USF is committed to ensuring the full participation of all students in its programs, regardless of the course format. If you have a documented disability and need a reasonable accommodation to participate in a course, complete course requirements, or benefit from the University’s programs or services, please contact the Office of Disability Services at 815-740-3631 or [email protected] . The Office of Disability Services is in the Academic Resource Center (ARC) and is located on the second floor of the LaVerne and Dorothy Brown Library in room L214. Consultations are welcome, please contact the Office of Disability Services for an appointment.

Academic Support Services

The Academic Resource Center (ARC) located in Room L214 in the Library (815-740-5060) offers various types of academic services.  Online and distance learning students can contact ARC for appropriate resources.  ARC serves students who need tutoring in many areas of study including writing and math.  Library services include a number of online services and full text databases.  Call the Library at 815-740-5041 for additional information.  If you need academic-related resources or assistance, please contact the Academic Resource Center.

Notice of Copyright

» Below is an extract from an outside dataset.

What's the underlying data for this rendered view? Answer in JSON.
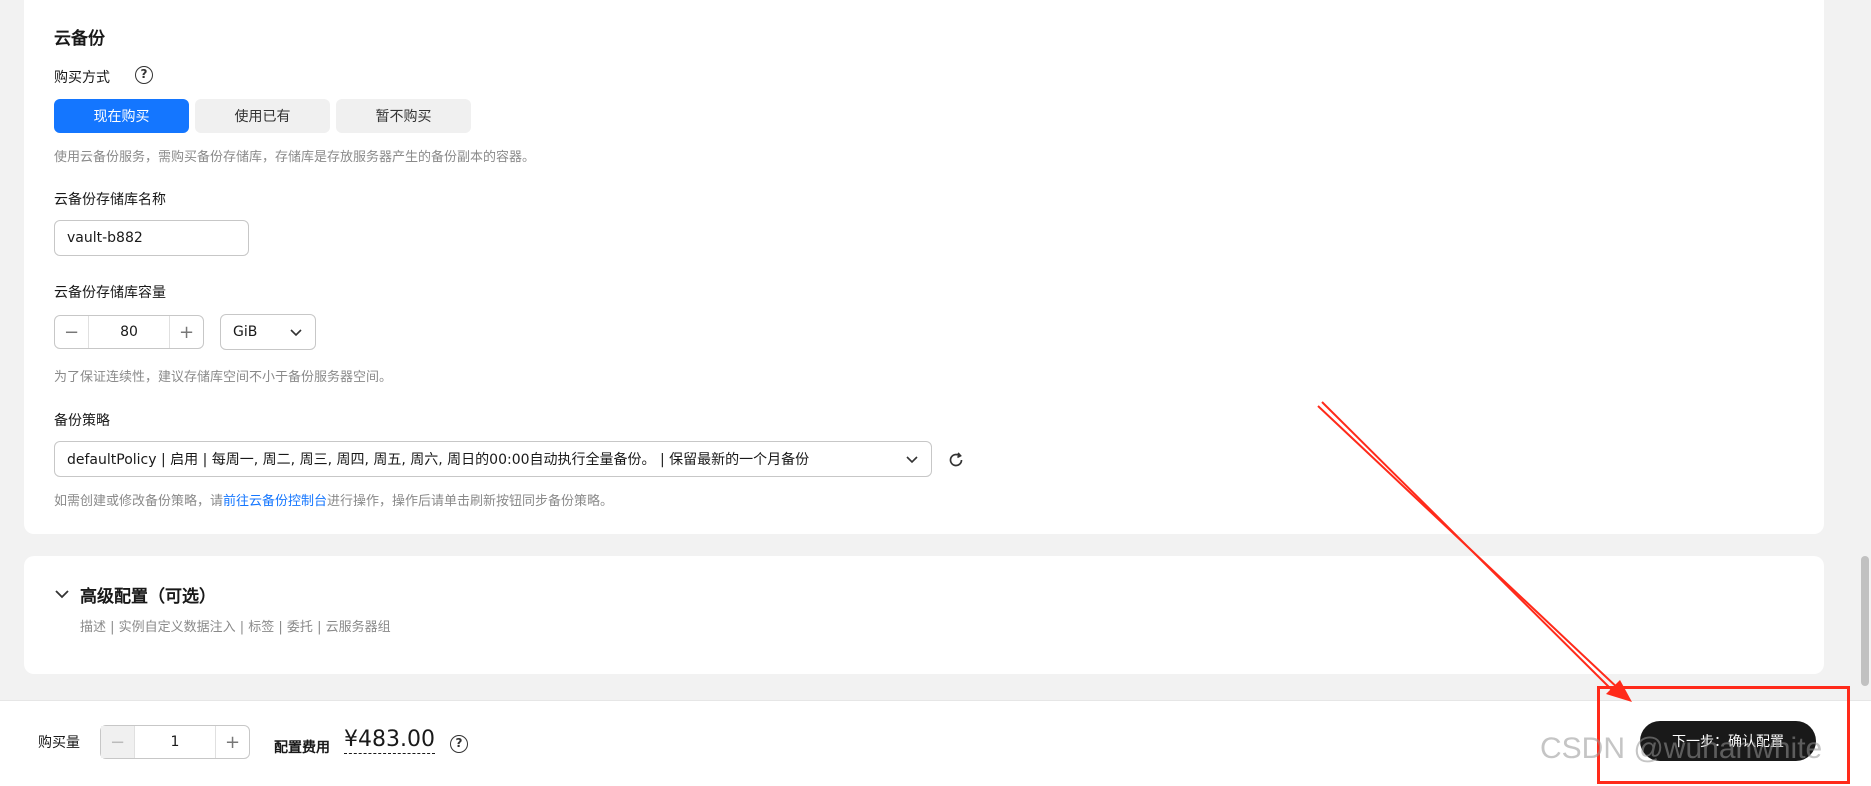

This course may contain copyrighted materials that are intended to support the learning experiences of students currently enrolled in the course. No student may retain or further disseminate any copyrighted materials, in their entirety or any portion thereof, under penalty of law.

Technology Support

  1. The Department of Academic Technology (DAT) administers the learning management system Canvas. If you are experiencing any difficulty using Canvas or need technical assistance, you have several options to receive support, including:
  1. 24x7 Live Canvas Support. If you experience technical difficulties or have a question about Canvas, you can receive support 24 hours a day 7 days a week through the Canvas help menu. From the help menu, select Chat with Canvas Support for a “live” text-based click-to-chat session,
  2. select Report a Problem to send an email support request, or speak to someone directly by using the toll-free number listed under the Canvas Support Hotline.

NOTE: Responses to Canvas’ email-based Report a Problem request system will go to your USF stfrancis.edu email account, NOT your personal email.

2. Online Self-Service Help Resources. A student user guide and other resources for solving issues related to Canvas can be found at LearnItNow

3. Telephone Support from DAT. You can also phone the Department of Academic Technology for personal help at (815) 740-5080 or (866) 337-1497 (toll-free) between 8 a.m. and 4 p.m. Central Standard Time, Monday through Friday.

For any technical support issues that are not related to Canvas, please contact the USF Technology Support Center (TSC). You can reach them via: